One was a beautiful female ‘hepatic’ (rufous morph) bird, unfortunately too small to carry a tag (there are strict guidelines about the relative weight of the tag and the bird’s body weight to ensure the tag effect is as small as possible), as well as another small ORIENTAL CUCKOO. The other three were good-sized male COMMON CUCKOOS; we fitted tags to two of them and released the third bird after fitting a metal ring (the tagging process can take 30-40 minutes, so we didn’t want the third bird to be waiting around for too long).
After processing these birds, we set off to the local town of Binder to participate in a crane festival. Here we met up with George Archibald, founder of the International Crane Foundation, and joined in the celebration. The art exhibition produced by the local children was magical. Despite encouragement, we couldn’t persuade BTO’s Chris Hewson to represent Team Cuckoo in the Mongolian wrestling competition…!
The visit to the town provided us with an opportunity to visit the local school to speak with the students about the cuckoo project and to invite them to name two of the birds. The students, who have recently set up an “Eco Club”, were impressively knowledgeable about their local birds and were excited to be part of the project.. They quickly put forward several names and, after a vote, decided on two – “нүүдэлчин” (English translation: Nomad) and “Онон” (English translation: Onon), after the local river that runs through the town. The students are looking forward to following “their” birds over the next few weeks, months and hopefully years.
Day three saw us travel around 30 minutes from the camp to a small copse on a hillside and no sooner had we arrived than we heard two male COMMON CUCKOOS singing. After setting up the nets, again we quickly caught one of the males. Cuckoo number five was ‘in the bag’ after only two and half days in the field.
And so, it is with much excitement and expectation that we can introduce the five Mongolian Cuckoos we’ll be tracking..
Names will be given to the currently un-named three cuckoos over the next few weeks.
As with the Beijing Cuckoo Project, we’ve created a special web page which will be updated regularly with the cuckoo’s movements. Already, there’s been a big move by one of the five! Check out the page to find out details. You can also follow their progress via Twitter (@BirdingBeijing).
“Team Cuckoo” would like to express huge thanks to the Mongolian team, especially Nyambayar Batbayar, Batmunkh Davaasuren and Tuvshinjargal Erdenechimeg, to the British Trust for Ornithology and to the Oriental Bird Club and Mr Dick Newell for making the project possible.

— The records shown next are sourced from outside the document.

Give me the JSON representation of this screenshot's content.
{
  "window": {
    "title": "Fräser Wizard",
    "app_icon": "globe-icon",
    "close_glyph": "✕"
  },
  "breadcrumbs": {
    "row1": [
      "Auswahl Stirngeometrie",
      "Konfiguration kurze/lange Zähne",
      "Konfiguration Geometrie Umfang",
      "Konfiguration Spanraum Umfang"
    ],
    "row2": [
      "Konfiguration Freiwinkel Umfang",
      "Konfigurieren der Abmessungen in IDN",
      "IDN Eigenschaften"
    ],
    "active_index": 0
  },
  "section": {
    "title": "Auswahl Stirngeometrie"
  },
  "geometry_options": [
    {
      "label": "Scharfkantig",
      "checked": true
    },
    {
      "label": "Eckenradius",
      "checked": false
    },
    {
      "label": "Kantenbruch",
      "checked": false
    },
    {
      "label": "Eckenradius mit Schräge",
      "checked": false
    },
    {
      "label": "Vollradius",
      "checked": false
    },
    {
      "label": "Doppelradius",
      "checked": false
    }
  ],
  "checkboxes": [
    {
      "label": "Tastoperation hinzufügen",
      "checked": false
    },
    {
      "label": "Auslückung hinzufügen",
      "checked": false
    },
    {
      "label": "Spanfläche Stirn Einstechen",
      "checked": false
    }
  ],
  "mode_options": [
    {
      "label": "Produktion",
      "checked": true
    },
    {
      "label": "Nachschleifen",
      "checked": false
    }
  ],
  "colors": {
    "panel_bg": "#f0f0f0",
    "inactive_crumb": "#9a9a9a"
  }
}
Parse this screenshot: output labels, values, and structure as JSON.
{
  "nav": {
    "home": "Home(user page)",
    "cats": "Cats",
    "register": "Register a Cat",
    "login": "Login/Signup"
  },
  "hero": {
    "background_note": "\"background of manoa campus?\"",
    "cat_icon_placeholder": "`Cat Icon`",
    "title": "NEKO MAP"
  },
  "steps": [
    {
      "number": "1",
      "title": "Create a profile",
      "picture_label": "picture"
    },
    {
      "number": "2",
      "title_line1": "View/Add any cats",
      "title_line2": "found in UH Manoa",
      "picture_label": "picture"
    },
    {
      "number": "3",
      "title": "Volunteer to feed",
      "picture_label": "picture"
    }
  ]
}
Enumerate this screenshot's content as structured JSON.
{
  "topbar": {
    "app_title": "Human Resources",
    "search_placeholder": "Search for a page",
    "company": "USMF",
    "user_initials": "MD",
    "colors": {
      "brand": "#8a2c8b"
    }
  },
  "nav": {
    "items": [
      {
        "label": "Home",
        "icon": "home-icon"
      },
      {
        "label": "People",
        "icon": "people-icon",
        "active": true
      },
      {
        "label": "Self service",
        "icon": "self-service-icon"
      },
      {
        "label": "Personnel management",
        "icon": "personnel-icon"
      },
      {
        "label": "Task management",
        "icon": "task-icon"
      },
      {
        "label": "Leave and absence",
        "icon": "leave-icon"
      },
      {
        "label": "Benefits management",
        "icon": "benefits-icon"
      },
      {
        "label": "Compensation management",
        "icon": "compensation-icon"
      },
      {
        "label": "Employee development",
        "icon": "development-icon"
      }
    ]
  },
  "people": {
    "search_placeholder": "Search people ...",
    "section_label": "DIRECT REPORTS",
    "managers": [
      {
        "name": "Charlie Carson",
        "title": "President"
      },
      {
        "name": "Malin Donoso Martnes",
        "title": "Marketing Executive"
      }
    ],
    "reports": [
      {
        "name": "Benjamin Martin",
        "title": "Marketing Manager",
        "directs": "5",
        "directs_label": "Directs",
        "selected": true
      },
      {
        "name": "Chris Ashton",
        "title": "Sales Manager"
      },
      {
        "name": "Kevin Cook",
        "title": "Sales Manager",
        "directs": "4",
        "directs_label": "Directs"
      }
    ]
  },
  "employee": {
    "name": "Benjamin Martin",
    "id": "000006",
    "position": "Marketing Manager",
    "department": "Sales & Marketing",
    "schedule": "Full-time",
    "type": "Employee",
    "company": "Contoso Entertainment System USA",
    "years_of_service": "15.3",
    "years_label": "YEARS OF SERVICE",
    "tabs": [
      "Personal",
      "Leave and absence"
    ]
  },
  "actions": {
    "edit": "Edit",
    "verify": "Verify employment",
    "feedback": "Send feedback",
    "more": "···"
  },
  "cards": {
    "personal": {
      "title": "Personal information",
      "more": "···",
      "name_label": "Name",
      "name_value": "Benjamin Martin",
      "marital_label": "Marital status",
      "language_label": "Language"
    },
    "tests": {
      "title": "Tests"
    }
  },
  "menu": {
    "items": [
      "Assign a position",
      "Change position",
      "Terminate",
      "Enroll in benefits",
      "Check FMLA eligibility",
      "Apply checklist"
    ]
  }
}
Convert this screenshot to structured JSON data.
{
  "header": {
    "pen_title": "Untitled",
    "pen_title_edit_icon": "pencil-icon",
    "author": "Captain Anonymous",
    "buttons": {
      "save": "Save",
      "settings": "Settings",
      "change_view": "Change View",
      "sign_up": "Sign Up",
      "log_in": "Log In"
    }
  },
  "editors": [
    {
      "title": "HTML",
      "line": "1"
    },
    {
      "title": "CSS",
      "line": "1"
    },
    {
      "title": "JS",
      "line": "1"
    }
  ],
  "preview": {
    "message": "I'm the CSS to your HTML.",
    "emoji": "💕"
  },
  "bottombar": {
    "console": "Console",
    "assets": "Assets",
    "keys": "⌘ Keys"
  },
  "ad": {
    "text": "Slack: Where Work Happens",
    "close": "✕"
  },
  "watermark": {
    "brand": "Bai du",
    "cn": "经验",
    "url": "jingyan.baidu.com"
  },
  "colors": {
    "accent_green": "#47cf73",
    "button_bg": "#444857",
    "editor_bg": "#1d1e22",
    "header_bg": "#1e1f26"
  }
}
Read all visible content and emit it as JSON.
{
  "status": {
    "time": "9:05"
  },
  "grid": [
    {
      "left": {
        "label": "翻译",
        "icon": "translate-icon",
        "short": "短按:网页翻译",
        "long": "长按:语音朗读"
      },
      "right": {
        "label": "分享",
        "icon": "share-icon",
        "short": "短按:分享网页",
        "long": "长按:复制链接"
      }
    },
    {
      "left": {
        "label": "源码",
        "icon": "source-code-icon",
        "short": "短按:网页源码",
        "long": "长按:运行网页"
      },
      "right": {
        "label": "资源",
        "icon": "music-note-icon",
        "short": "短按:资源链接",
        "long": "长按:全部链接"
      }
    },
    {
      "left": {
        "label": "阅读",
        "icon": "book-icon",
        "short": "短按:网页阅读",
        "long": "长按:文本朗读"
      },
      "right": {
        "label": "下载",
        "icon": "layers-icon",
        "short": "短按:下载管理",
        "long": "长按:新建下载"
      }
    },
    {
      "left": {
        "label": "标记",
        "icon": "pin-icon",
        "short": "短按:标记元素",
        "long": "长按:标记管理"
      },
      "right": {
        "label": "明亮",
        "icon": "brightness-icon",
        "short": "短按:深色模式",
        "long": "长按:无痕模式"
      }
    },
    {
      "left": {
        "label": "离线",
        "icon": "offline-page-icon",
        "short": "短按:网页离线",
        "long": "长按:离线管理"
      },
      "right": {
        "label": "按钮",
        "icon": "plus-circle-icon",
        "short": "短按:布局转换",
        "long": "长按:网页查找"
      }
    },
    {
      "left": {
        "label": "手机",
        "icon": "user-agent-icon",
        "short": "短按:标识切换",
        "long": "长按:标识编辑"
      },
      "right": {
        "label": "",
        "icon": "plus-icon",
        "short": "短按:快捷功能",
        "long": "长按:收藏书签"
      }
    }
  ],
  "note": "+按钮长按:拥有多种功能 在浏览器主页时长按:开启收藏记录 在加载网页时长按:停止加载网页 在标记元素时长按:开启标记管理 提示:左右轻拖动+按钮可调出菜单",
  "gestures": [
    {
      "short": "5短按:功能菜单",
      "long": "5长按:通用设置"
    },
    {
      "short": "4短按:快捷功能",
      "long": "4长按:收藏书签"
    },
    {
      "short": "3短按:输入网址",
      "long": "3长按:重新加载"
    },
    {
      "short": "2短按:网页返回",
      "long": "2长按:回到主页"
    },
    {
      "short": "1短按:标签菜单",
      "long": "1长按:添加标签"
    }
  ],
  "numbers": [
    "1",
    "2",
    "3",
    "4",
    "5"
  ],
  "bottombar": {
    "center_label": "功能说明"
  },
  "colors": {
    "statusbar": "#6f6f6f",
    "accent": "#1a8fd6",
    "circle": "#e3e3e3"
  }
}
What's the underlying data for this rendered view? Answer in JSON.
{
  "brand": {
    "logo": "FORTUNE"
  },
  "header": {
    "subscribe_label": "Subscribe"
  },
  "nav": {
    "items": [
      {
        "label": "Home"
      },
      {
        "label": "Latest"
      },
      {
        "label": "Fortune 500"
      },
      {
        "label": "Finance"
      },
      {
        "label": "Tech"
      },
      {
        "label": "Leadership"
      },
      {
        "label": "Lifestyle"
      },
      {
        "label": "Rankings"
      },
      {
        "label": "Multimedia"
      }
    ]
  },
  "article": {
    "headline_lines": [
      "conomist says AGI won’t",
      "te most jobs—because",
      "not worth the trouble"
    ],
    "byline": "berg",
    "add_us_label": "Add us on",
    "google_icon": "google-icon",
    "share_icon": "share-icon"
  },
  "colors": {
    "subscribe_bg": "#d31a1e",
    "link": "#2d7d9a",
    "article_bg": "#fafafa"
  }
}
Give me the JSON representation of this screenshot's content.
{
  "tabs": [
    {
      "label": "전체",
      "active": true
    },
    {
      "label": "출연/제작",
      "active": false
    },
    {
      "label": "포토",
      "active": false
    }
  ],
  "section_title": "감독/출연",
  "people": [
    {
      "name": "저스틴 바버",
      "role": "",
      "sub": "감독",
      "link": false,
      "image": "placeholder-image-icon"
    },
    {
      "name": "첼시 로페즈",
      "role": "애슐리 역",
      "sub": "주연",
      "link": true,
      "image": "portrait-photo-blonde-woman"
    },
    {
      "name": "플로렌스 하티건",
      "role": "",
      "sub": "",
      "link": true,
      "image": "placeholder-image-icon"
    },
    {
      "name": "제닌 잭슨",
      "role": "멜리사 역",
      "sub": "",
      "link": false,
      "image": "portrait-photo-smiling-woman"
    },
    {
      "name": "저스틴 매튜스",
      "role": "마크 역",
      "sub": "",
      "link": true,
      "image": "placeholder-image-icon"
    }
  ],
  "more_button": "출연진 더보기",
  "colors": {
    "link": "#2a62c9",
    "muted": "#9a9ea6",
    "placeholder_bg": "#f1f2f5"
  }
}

We can be sure that these avian travellers will surprise, impress, enthral and, most of all, inspire us. We can’t wait to learn more about these incredible birds.